22 Years old with zero credit and $4,000 how can I start REI

116 Replies

@Cirilo Villar I'm 23 and have found that just reading as much as possible and learning as much as I possibly can is where it's at. Because I don't have a ton of capital to work with, I'm getting into wholesaling. Seems like a very good way to get your foot in the door.

I bought a condo "subject to existing financing"  I gave $4000 to the seller and started making payments on the existing mortage, total payment amount of $232/month.  I sold this 9 years later for $225000.   The people probably would have sold it to me for $2000.  I just never asked. 

Hey @cirilo, I just got my social security number few months ago, I can kinda relate to credit situation. pretty short credit history obviously but you can find ways. If you know someone with a good credit score and history, you could ask them to add you as authorized user but you dont have to have the card itself, so there is no risk for them. It will boost your credit score really quick. I had it this way and then bought myself a car for uber, so I also make better money with a car that I'd needed regardless. Had very high interest rate but no issue to pay it down, so it also makes a great history for me. just make sure you actually dont pass %10 of your limit. I know that %30 is what's recommended to not pass but 10 is the best result, speaking from my own experience and research. This is my first post btw, hopefully did some help.

@Cirilo Villar

@Cirilo Villar

The fastest way I know to buy a house is asking your circle of influence for capital to get started. You’ll have to learn the skill of fundraising anyways so learn it now. There is no credit required to buy a house all cash.

Definitely use credit karma. It's quite useful for monitoring and alerts. A lot of great advice for credit building being said. But, I'll add my own. Instead of using the credit card in lieu of actual cash. Only use the credit card when you KNOW you have the funds to pay it off. One of the podcast guests suggested this by merely using it as a proxy to your money. This is also help you hone your budgeting skills as well.  

@Cirilo Villar Congrats on starting the journey! Getting advice and learning from those who are already successful investors is a great first step. I bought my first duplex at 24 so I definitely know what it's like to want to start investing and buying properties right away. 

There is a lot of great advice in this post already, but I'll throw my two cents in from my own experiences that helped set me up for success:

-First would be to get your financial house in order and prepare yourself for the journey ahead. Turns out real estate is expensivse! I constantly read financial books and learned proper financial habits. I learned to live off 40% of my income and save the rest, taking advantage of the fact that I was young, single, and flexible. I would recommend saving more money before buying your first property probably closer to 20-30k.

-Get a job or find a way to make a solid income while you are learning and preparing. Build a solid foundation to grow off of while you are so young. Spend that time building up savings to learn about real estate investing, network, and soak up as much knowledge as you can. There are tons of posts and resources on BP for newbies. 

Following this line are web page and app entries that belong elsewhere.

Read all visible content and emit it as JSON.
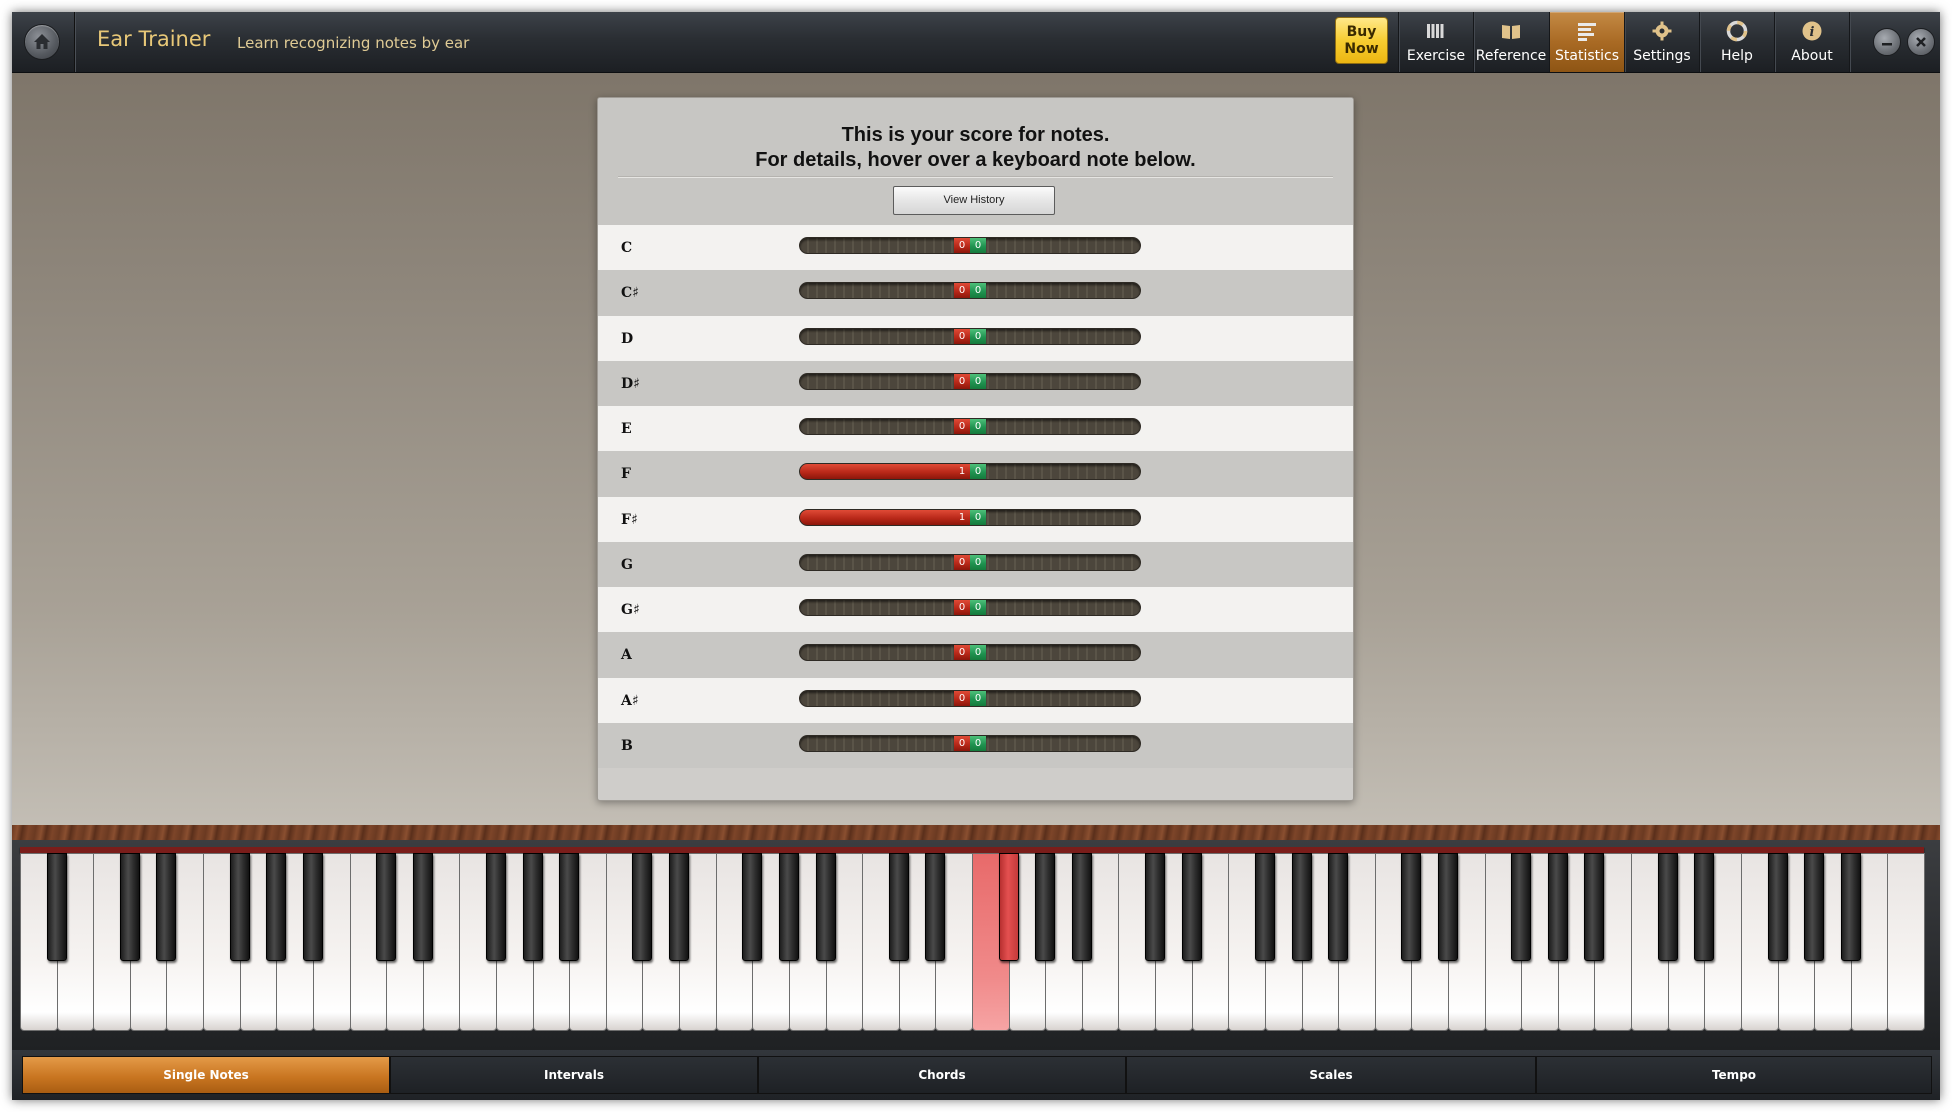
{
  "app": {
    "title": "Ear Trainer",
    "subtitle": "Learn recognizing notes by ear",
    "buy_now": [
      "Buy",
      "Now"
    ],
    "accent_color": "#c4833a"
  },
  "nav": {
    "items": [
      {
        "label": "Exercise",
        "icon": "piano-keys-icon"
      },
      {
        "label": "Reference",
        "icon": "book-icon"
      },
      {
        "label": "Statistics",
        "icon": "bars-icon",
        "active": true
      },
      {
        "label": "Settings",
        "icon": "gear-icon"
      },
      {
        "label": "Help",
        "icon": "lifebuoy-icon"
      },
      {
        "label": "About",
        "icon": "info-icon"
      }
    ]
  },
  "window_controls": [
    "minimize-icon",
    "close-icon"
  ],
  "panel": {
    "title_line1": "This is your score for notes.",
    "title_line2": "For details, hover over a keyboard note below.",
    "view_history": "View History"
  },
  "scores": [
    {
      "note": "C",
      "wrong": 0,
      "right": 0
    },
    {
      "note": "C♯",
      "wrong": 0,
      "right": 0
    },
    {
      "note": "D",
      "wrong": 0,
      "right": 0
    },
    {
      "note": "D♯",
      "wrong": 0,
      "right": 0
    },
    {
      "note": "E",
      "wrong": 0,
      "right": 0
    },
    {
      "note": "F",
      "wrong": 1,
      "right": 0
    },
    {
      "note": "F♯",
      "wrong": 1,
      "right": 0
    },
    {
      "note": "G",
      "wrong": 0,
      "right": 0
    },
    {
      "note": "G♯",
      "wrong": 0,
      "right": 0
    },
    {
      "note": "A",
      "wrong": 0,
      "right": 0
    },
    {
      "note": "A♯",
      "wrong": 0,
      "right": 0
    },
    {
      "note": "B",
      "wrong": 0,
      "right": 0
    }
  ],
  "keyboard": {
    "white_keys": 52,
    "first_note": "A",
    "highlighted_white": 26,
    "highlighted_black_after_white": 26
  },
  "modes": [
    {
      "label": "Single Notes",
      "active": true
    },
    {
      "label": "Intervals"
    },
    {
      "label": "Chords"
    },
    {
      "label": "Scales"
    },
    {
      "label": "Tempo"
    }
  ]
}
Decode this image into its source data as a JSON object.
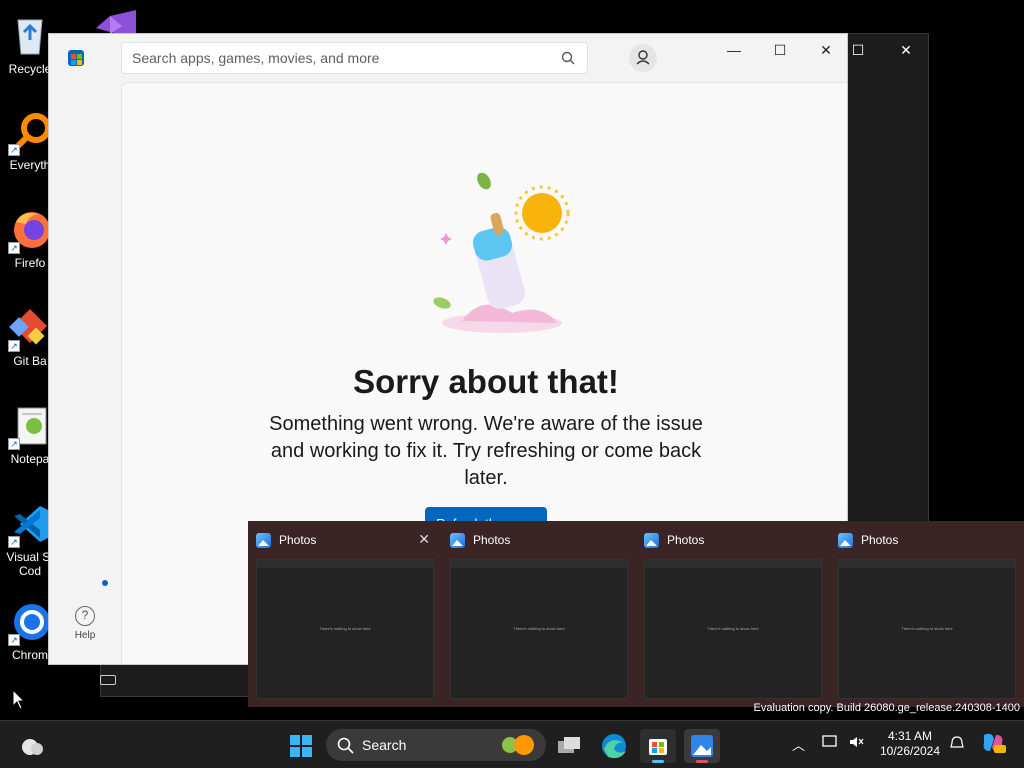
{
  "desktop": {
    "icons": [
      {
        "label": "Recycle",
        "icon": "recycle-bin-icon"
      },
      {
        "label": "Everyth",
        "icon": "everything-search-icon"
      },
      {
        "label": "Firefo",
        "icon": "firefox-icon"
      },
      {
        "label": "Git Ba",
        "icon": "git-bash-icon"
      },
      {
        "label": "Notepa",
        "icon": "notepad-plus-plus-icon"
      },
      {
        "label": "Visual St",
        "label2": "Cod",
        "icon": "vscode-icon"
      },
      {
        "label": "Chrom",
        "icon": "chrome-icon"
      }
    ]
  },
  "store": {
    "search_placeholder": "Search apps, games, movies, and more",
    "error_title": "Sorry about that!",
    "error_message": "Something went wrong. We're aware of the issue and working to fix it. Try refreshing or come back later.",
    "refresh_label": "Refresh the page",
    "help_label": "Help",
    "colors": {
      "accent": "#0067c0"
    }
  },
  "thumbnails": [
    {
      "title": "Photos",
      "preview_text": "There's nothing to show here"
    },
    {
      "title": "Photos",
      "preview_text": "There's nothing to show here"
    },
    {
      "title": "Photos",
      "preview_text": "There's nothing to show here"
    },
    {
      "title": "Photos",
      "preview_text": "There's nothing to show here"
    }
  ],
  "watermark": "Evaluation copy. Build 26080.ge_release.240308-1400",
  "taskbar": {
    "search_label": "Search",
    "time": "4:31 AM",
    "date": "10/26/2024"
  }
}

-Look into house hacking as your first real estate investment. That's what I did and I highly recommend it. Not only does house hacking let you get into an investment property with FHA financing (low down payments), it also helps reduce your housing expenses allowing you to save and invest at a faster rate. I bought a duplex with an FHA loan and put 3.5% down, rented out one unit, and got a roommate to maximize income. I actually cash flowed a little bit each month so I had 0 housing expenses. The equity you can build doing that combined with the extra savings potential can be a powerful vehicle for growth.

-Stay positive and keep grinding! Good luck.

Provide me 4K and I will make it grow. There are so many ways to make it happen. One thing I did was bought a mobile home in a park (FSBO with owner carry) and rented it out. I house hacked it. I cash flowed it at 600/month. Once I had enough for another property, I did it again. I listened to BP podcast with Felipe Mejia (show 329) and he did the same thing in Nashville. There are so many ways to make money. In Dinosaur, CO I bought a mobile home and sold it a couple of years later for triple what I paid for it. One can do a lot with $4K if they are resourceful and work.